8. SHARI: Tell me about a discouraging time during your career’s climb. Did you consider quitting? How did you get past this obstacle?
CAITLIN: There have been more than one. This is not a business for the faint of heart or easily bruised! I studied interior design in the 1990s and planned to leave journalism, but stayed in it. I’m addicted to finding and sharing compelling stories, so my enthusiasm for the content is undimmed, even as the mechanics of the field have changed substantially. I have multiple skills, from photography and interior design training to foreign languages, so I have enough ways to keep pulling in income that I don’t panic.
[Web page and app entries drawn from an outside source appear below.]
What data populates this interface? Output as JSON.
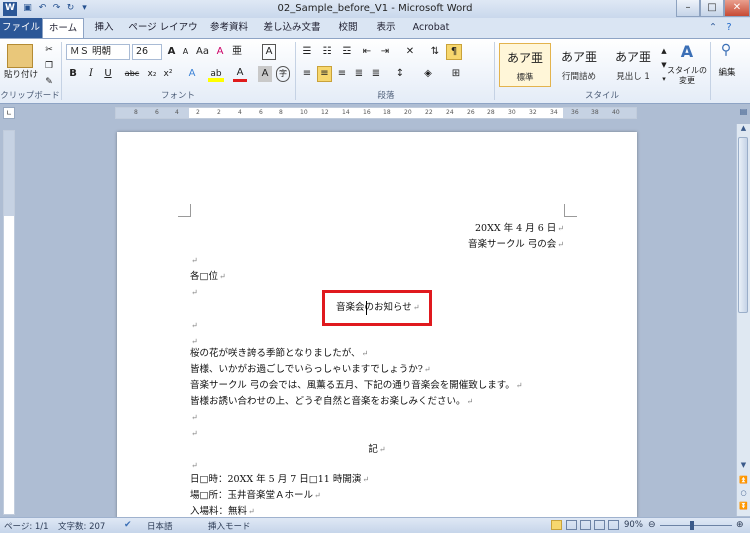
{
  "window": {
    "title": "02_Sample_before_V1 - Microsoft Word",
    "controls": {
      "minimize": "–",
      "maximize": "□",
      "close": "✕"
    },
    "qat_icons": [
      "word-logo-icon",
      "save-icon",
      "undo-icon",
      "redo-icon",
      "customize-qat-icon"
    ]
  },
  "tabs": [
    "ファイル",
    "ホーム",
    "挿入",
    "ページ レイアウト",
    "参考資料",
    "差し込み文書",
    "校閲",
    "表示",
    "Acrobat"
  ],
  "ribbon": {
    "clipboard": {
      "paste_label": "貼り付け",
      "group_label": "クリップボード"
    },
    "font": {
      "font_name": "ＭＳ 明朝",
      "font_size": "26",
      "group_label": "フォント",
      "buttons": [
        "A",
        "A",
        "Aa",
        "A",
        "亜",
        "A",
        "B",
        "I",
        "U",
        "abc",
        "x₂",
        "x²",
        "A",
        "ab",
        "A",
        "A",
        "字"
      ]
    },
    "paragraph": {
      "group_label": "段落"
    },
    "styles": {
      "items": [
        {
          "preview": "あア亜",
          "name": "標準"
        },
        {
          "preview": "あア亜",
          "name": "行間詰め"
        },
        {
          "preview": "あア亜",
          "name": "見出し 1"
        }
      ],
      "change_styles": "スタイルの変更",
      "group_label": "スタイル"
    },
    "editing": {
      "label": "編集"
    }
  },
  "ruler_numbers": [
    "8",
    "6",
    "4",
    "2",
    "2",
    "4",
    "6",
    "8",
    "10",
    "12",
    "14",
    "16",
    "18",
    "20",
    "22",
    "24",
    "26",
    "28",
    "30",
    "32",
    "34",
    "36",
    "38",
    "40"
  ],
  "document": {
    "date": "20XX 年 4 月 6 日",
    "sender": "音楽サークル 弓の会",
    "salutation": "各□位",
    "title": "音楽会のお知らせ",
    "body": [
      "桜の花が咲き誇る季節となりましたが、",
      "皆様、いかがお過ごしでいらっしゃいますでしょうか?",
      "音楽サークル 弓の会では、風薫る五月、下記の通り音楽会を開催致します。",
      "皆様お誘い合わせの上、どうぞ自然と音楽をお楽しみください。"
    ],
    "ki": "記",
    "details": [
      "日□時：20XX 年 5 月 7 日□11 時開演",
      "場□所：玉井音楽堂Ａホール",
      "入場料：無料"
    ],
    "paragraph_mark": "↵",
    "highlight_color": "#e0191e"
  },
  "statusbar": {
    "page": "ページ: 1/1",
    "words": "文字数: 207",
    "language": "日本語",
    "mode": "挿入モード",
    "zoom": "90%",
    "zoom_level": 0.9
  }
}
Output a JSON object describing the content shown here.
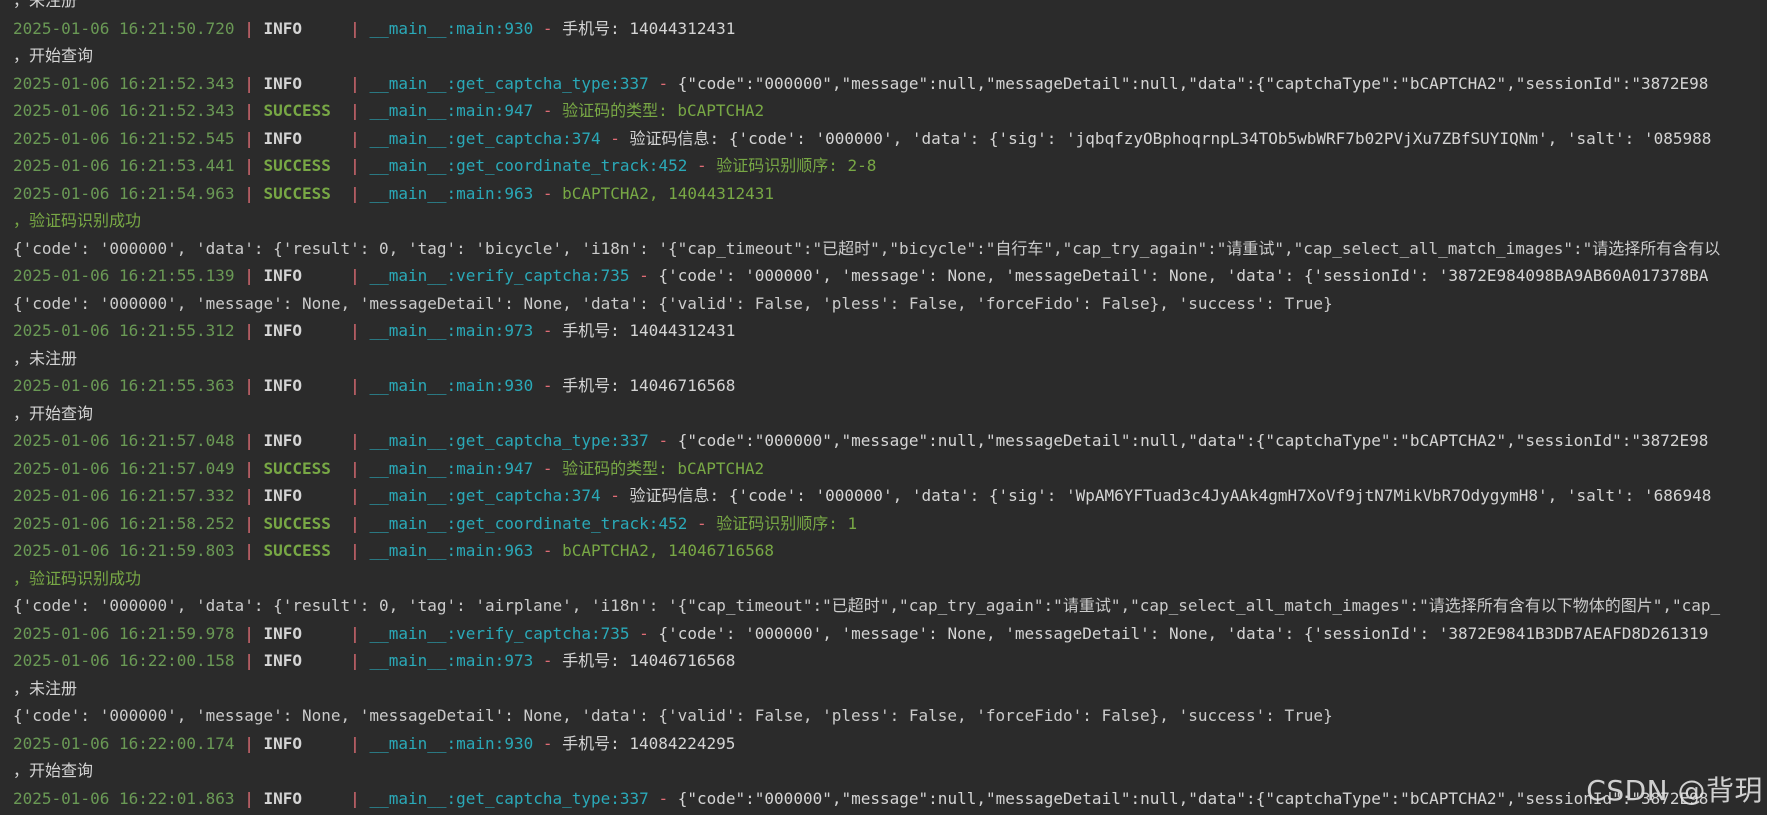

I also maintain a low overhead and don’t have children, so living with lower costs allows me more creative freedom in my choices of when and how to work.I also think you have to be very clear with yourself in how you define “success”. I am thrilled knowing that readers in Hong Kong, New Zealand and Ireland, to name only three, read my books — but am not (yet!) earning the sort of income some might wish or expect.
9. SHARI: Can you share a few recommendations of others experts in the writing field, whom it would be beneficial to follow?
SHARI: That’s a good question. I’ve recently started reading and enjoying Betsy Lerner’s blog and Kristen Lamb’s blog. I think once you’ve mastered your craft — through classes, practice, reading great writers’ work and analyzing it — it becomes a larger issue of finding and polishing ideas. I focus less on the mechanics of how to write and more on people whose thinking inspires me, so I read blogs that include Seth Godin and Design Milk, which is visual.Because I write only non-fiction, I try more to read great NF books and figure out why they’re so terrific: voice, language, tone, pacing, anecdote, etc.
10. SHARI: Anything else you’d like to add?
CAITLIN: Stay focused! The world is filled with a million ways to ding your confidence and/or to distract you, but only you and your computer can deliver the goods. If you want to produce a non-fiction book, read widely and critically to determine what place you might carve in that marketplace; “save string” — i.e. read and clip everything of possible use for that project; talk to people who might be able to help you.
Decide what you want to achieve and what is realistic, given your talent, time, energy and finances. It may not happen fast, or fast enough, but a life of ideas can’t be lived according to the clock or others’ dreams.